A government claim to have slashed the cost of healthy foods in thousands of supermarkets has been called into question after an investigation by The Grocer found limited evidence of prices being cut on the back of it.

The Department of Health was this week trumpeting a nationwide campaign to increase the availability of affordable healthier meals under its Change4Life programme.

The Supermeals initiative - fronted by celebrity chef Ainsley Harriott - would, it said, lead to money-off healthy ingredients at participating supermarkets, Asda, Aldi and The Co-op Group.

However, a closer look at the deals on offer suggests the campaign has had at best a mixed impact on prices, with many of the stores involved offering no reductions at all.
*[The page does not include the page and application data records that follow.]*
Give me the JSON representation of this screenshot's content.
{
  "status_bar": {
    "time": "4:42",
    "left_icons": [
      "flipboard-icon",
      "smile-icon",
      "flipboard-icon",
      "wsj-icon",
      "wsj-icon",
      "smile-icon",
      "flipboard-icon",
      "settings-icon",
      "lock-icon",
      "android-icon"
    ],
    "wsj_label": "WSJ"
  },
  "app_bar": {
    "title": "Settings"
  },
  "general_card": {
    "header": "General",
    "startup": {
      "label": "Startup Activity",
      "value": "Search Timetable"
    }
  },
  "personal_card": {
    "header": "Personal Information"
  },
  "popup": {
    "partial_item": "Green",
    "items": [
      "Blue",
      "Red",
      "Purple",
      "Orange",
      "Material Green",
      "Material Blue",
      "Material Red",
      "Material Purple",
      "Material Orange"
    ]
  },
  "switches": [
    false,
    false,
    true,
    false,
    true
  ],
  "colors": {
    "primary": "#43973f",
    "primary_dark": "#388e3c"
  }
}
And where prices were reduced, they appeared to mirror those of retailers not even involved in the campaign.

Of the 134 Asda SKUs flagged up via the retailer’s and the Change4Life website, more than half had not actually been reduced in price, while just 46 were rollbacks and 18 were on multibuy promotion.

Aldi admitted it had not reduced any prices, saying it already offered low prices on healthy foods. “We’re not actually reducing any prices as our Super 6 promotion offers such good value,” said a spokesman.

Asda defended its stance. “We are rolling back the price of hundreds of healthier food lines, many at 50p and £1,” maintained a spokeswoman, adding that it was the first time Change4Life had been used to lower prices for all customers.

A spokeswoman for The Co-operative Food, which has cut the price of nine products and is offering 50 mulitbuys, also insisted the campaign would allow families on a budget to “make healthier choices”.

“This is the first time we have teamed up with Change4Life to highlight specific deals on healthier products available for shoppers,” she said.

However, the revelations follow criticism from nutritionists over the ingredients in some of the recipes featured in the campaign.

One recipe was singled out for including a Co-op cheese sauce mix that reportedly contained addititives regularly used in processed foods to extend shelf life.

Rivals also claimed that the retailers involved were more motivated by the positive publicity Change4Life would generate than helping the nation improve its health. Cut-throat competition was the overriding factor behind many of the deals, they added.

“A cynical person might argue that retailers would be offering a raft of special offers with a healthy eating slant in January, ” said Kantar Retail analyst Bryan Roberts. “However, I think the heart of the campaign is in the right place and it’s a positive move.”